▽
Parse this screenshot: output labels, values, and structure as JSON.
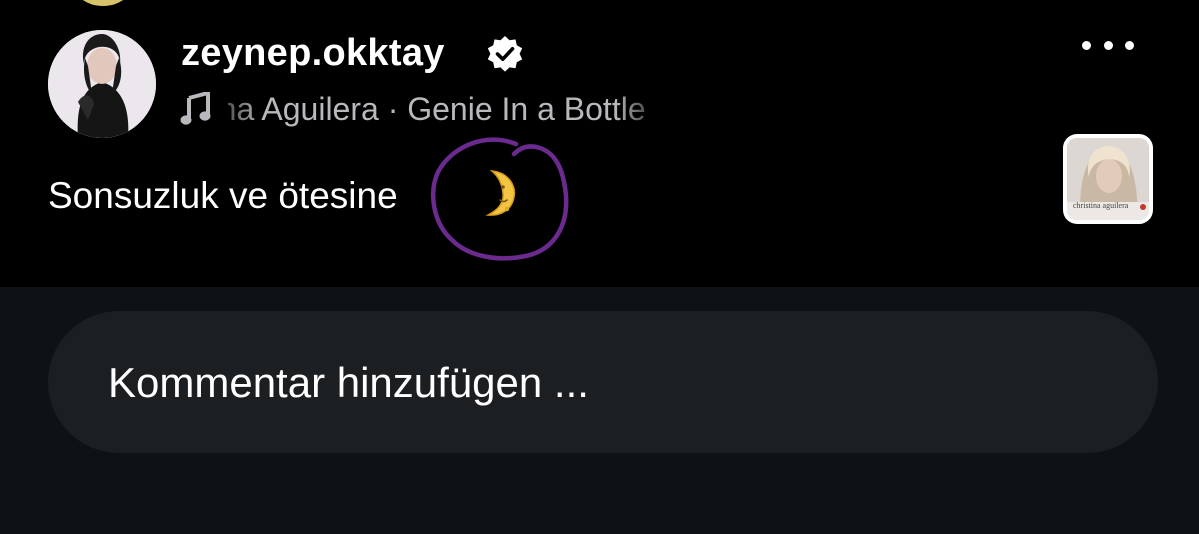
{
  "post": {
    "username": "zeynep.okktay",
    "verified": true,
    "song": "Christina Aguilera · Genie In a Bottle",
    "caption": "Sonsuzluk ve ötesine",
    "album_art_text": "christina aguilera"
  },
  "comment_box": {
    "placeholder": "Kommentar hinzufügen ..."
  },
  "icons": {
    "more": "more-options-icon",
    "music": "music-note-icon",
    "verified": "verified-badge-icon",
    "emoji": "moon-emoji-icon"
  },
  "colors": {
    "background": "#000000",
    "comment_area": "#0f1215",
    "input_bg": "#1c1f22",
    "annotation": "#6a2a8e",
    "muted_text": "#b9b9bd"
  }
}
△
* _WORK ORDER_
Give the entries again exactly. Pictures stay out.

* _TASK RESPONSE_
Parse this screenshot: output labels, values, and structure as JSON.
{
  "post": {
    "username": "zeynep.okktay",
    "verified": true,
    "song": "Christina Aguilera · Genie In a Bottle",
    "caption": "Sonsuzluk ve ötesine",
    "album_art_text": "christina aguilera"
  },
  "comment_box": {
    "placeholder": "Kommentar hinzufügen ..."
  },
  "icons": {
    "more": "more-options-icon",
    "music": "music-note-icon",
    "verified": "verified-badge-icon",
    "emoji": "moon-emoji-icon"
  },
  "colors": {
    "background": "#000000",
    "comment_area": "#0f1215",
    "input_bg": "#1c1f22",
    "annotation": "#6a2a8e",
    "muted_text": "#b9b9bd"
  }
}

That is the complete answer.